We all know we need life insurance, but it can be difficult to determine what type suits our needs the best. How much to get and when, as well as how long to keep it are all questions worth asking. Fortunately, it’s not all that complicated once you understand your options. Often times the right solution presents itself.
There are two main types of life insurance:
1. Term Life Insurance
Term insurance provides a death benefit during a predetermined number of years. The term will vary, but common terms are usually between 5-30 years. For each term offered, premiums are fixed over the lifetime of the agreement. Premiums are calculated based on many factors. Age and current state of health have the heaviest influence.
● A 10-year term policy for someone age 70 years old will be much more expensive than the exact same policy for someone 40 years younger, even with other things being equal. Similarly, two people who are the same age and gender could pay wildly different premium rates if one is obese and smokes and the other is a marathoner.
● Term life insurance is the least expensive type of life insurance on the market. It works just like car insurance; you pay to be covered and when the term ends or you stop paying, the coverage goes away.
2. Whole Life Insurance
Whole life has a death benefit combined with an investment or savings account. This type of life insurance policy covers you until your death. There is no set expiration date as long as you stay current on your premiums. Premiums can be fixed or variable depending on the details of the policy.
● The premiums are determined based on age, gender, current health, medical history, and more. Whole life policies can have much more in depth up front screening than term policies.
● Whole life is somewhat of a niche product these days. It’s not the optimum financial choice for most folks. While this type of policy does accumulate a cash value over time, the premiums are much more expensive than a comparable term life policy.

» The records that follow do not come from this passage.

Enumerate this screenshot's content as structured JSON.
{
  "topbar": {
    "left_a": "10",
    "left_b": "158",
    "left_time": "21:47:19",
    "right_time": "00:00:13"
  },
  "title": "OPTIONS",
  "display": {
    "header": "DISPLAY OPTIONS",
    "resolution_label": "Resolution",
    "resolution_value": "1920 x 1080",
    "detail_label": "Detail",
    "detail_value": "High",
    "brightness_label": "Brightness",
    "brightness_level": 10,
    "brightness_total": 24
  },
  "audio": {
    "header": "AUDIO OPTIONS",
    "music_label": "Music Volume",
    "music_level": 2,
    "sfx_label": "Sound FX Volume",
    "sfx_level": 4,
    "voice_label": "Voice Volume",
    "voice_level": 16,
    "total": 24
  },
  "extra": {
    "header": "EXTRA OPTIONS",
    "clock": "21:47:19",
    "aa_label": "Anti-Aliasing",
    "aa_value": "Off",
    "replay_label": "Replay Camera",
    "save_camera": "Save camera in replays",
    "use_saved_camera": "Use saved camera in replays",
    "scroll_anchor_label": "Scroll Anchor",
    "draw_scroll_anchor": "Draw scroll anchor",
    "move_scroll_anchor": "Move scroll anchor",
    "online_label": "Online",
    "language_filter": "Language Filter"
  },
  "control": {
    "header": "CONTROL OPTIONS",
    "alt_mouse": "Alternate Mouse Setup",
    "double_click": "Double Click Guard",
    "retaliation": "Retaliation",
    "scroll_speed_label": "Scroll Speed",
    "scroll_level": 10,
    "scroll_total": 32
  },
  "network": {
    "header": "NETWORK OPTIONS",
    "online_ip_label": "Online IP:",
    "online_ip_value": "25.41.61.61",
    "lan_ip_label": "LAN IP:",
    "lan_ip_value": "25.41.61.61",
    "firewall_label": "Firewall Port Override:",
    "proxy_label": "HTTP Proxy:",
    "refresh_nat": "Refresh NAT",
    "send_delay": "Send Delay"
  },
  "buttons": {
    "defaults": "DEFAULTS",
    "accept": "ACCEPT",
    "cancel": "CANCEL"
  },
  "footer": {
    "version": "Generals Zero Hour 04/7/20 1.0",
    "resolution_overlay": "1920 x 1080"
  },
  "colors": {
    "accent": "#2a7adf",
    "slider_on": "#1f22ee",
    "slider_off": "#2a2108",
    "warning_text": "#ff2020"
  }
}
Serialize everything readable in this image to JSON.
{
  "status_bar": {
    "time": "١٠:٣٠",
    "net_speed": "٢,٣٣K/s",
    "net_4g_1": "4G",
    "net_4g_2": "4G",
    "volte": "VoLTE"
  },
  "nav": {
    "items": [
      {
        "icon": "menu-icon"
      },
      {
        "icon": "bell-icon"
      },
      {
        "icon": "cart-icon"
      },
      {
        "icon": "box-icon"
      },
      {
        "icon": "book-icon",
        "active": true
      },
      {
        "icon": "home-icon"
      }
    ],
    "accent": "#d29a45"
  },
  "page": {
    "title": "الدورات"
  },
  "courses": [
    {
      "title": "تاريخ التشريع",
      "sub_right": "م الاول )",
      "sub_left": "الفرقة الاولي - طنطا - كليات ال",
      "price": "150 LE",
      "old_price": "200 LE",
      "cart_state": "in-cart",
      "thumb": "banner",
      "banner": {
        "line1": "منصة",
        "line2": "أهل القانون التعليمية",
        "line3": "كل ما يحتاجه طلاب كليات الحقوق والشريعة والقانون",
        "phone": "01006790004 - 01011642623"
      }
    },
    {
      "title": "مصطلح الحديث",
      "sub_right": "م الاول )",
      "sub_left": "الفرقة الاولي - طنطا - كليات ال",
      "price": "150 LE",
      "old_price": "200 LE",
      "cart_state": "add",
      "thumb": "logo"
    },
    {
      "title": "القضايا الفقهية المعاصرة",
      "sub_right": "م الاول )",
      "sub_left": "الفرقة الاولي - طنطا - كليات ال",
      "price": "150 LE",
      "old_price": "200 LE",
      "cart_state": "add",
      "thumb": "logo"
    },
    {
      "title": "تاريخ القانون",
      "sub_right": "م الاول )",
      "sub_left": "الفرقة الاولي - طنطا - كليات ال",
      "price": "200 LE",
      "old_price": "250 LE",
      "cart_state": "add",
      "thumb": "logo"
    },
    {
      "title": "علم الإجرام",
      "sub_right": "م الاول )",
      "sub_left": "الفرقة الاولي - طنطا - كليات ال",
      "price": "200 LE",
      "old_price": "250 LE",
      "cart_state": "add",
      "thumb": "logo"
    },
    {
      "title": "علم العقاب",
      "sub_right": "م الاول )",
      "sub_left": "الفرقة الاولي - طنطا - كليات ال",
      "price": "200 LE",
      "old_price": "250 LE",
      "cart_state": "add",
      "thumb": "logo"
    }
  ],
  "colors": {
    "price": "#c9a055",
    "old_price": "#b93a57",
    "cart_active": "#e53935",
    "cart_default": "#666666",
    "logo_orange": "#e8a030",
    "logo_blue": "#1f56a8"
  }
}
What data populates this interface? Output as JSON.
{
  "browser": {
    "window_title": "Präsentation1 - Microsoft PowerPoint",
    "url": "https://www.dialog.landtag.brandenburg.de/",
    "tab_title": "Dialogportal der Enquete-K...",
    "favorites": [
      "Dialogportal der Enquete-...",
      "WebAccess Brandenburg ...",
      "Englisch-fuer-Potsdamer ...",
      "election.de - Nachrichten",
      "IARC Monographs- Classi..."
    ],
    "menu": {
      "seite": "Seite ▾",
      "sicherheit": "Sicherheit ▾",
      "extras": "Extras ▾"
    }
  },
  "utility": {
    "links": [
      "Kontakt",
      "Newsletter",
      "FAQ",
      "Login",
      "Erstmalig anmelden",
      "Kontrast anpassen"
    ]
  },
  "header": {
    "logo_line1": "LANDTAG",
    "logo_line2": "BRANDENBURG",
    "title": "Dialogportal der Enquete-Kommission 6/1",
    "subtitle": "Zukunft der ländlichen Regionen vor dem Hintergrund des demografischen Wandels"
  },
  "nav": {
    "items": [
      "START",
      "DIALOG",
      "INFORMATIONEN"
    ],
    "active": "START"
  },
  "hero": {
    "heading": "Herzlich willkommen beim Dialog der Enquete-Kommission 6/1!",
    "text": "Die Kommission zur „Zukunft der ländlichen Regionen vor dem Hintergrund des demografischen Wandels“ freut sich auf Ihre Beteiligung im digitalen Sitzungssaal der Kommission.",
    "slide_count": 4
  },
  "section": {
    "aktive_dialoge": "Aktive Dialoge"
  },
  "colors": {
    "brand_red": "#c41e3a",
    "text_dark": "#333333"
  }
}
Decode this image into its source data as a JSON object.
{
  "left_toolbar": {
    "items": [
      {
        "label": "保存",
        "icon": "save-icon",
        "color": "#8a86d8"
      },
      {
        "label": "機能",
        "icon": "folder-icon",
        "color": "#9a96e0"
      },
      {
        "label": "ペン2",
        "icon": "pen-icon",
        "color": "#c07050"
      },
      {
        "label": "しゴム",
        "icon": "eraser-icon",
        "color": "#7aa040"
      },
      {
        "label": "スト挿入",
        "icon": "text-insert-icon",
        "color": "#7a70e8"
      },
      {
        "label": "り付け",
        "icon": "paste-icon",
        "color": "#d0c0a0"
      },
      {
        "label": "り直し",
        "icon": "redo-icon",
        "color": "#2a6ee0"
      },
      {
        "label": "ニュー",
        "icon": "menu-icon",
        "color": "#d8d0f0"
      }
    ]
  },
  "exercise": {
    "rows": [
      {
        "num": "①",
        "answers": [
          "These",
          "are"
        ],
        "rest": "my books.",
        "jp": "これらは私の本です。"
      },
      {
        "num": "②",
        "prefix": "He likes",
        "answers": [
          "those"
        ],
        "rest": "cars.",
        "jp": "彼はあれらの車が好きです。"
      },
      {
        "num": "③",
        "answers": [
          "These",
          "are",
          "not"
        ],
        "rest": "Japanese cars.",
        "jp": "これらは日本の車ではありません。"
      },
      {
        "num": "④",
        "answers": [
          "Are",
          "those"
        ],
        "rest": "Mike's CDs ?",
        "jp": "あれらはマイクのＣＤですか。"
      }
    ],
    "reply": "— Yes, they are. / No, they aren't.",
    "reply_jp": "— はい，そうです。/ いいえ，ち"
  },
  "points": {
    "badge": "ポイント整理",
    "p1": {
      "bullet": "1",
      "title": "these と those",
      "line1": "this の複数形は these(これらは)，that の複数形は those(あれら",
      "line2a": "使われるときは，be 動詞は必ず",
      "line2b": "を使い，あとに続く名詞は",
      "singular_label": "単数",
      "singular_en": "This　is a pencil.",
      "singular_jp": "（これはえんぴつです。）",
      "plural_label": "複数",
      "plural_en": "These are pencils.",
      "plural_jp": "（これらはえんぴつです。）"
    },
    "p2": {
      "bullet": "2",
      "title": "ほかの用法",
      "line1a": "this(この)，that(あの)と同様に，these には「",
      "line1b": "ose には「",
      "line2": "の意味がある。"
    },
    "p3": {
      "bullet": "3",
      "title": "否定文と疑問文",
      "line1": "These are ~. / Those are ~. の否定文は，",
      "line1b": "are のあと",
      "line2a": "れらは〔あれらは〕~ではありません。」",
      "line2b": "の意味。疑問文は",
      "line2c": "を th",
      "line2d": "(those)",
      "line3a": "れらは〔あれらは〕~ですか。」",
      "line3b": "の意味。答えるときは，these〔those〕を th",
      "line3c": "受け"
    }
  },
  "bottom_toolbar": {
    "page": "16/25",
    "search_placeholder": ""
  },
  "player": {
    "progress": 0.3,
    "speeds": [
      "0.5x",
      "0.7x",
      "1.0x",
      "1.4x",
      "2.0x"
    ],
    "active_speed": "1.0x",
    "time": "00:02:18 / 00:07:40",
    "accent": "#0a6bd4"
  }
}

As a savings vehicle, it isn’t any better than a standard savings account and you can’t easily access the money without penalty.
● The policyholder can borrow money against the cash value of the policy, but this diminishes the value of the payout until the money is paid back. Most personal finance experts consider whole life insurance a poor choice for most people.
Between term and whole life, there are numerous different policy types, including universal life insurance, last-to-die and first-to-die policies that cover both spouses, and many more. If you understand the basic mechanisms of term and whole life insurance, it will be easy to understand any other type of life insurance your insurance agent may recommend.
Evaluate your insurance needs when life circumstances change:
1. Single with no dependents
Most people in this category do not need life insurance unless they have a substantial business or personal debts. One other exception might be if you’re parents are not well off financially and you want a small policy to pay for potential funeral and burial costs.
2. Recently married
Consider how your spouse would fare without your income. If you don’t have children, you may not need life insurance. However, if you are the primary breadwinner and spouse would likely struggle long-term without your salary, it’s worth considering. If you have a new mortgage, you might have to have enough life insurance to cover the balance owed so that your spouse doesn’t have to sell in a hurry during a down market or while they’re underwater.
3. Expecting a baby
Responsible future parents purchase life insurance if they are able to do so without wrecking their finances. Consider how much coverage it would take to cover your take home pay until your children are at least 18 years old.
● Don’t forget that life insurance payouts are generally not taxed. You don’t necessarily need to cover your entire nominal salary, just what you take home. This will help your family to maintain the same standard of living.
Your options for affordable term life insurance will have run out by now. Hopefully you’re out of debt and living a comfortable retirement, so there isn’t anything your grown children or spouse would need to pay off in the event of your death. Don’t forget about funeral expenses though.
● If you do decide to get permanent insurance to the bitter end, now might be the time to end your premiums and take the cash value from policy.
Few people need life insurance every day of their life, but almost everyone would be wise to consider it at various points in their lifetime. Consider the financial impact to your family and any business partners if you were gone tomorrow.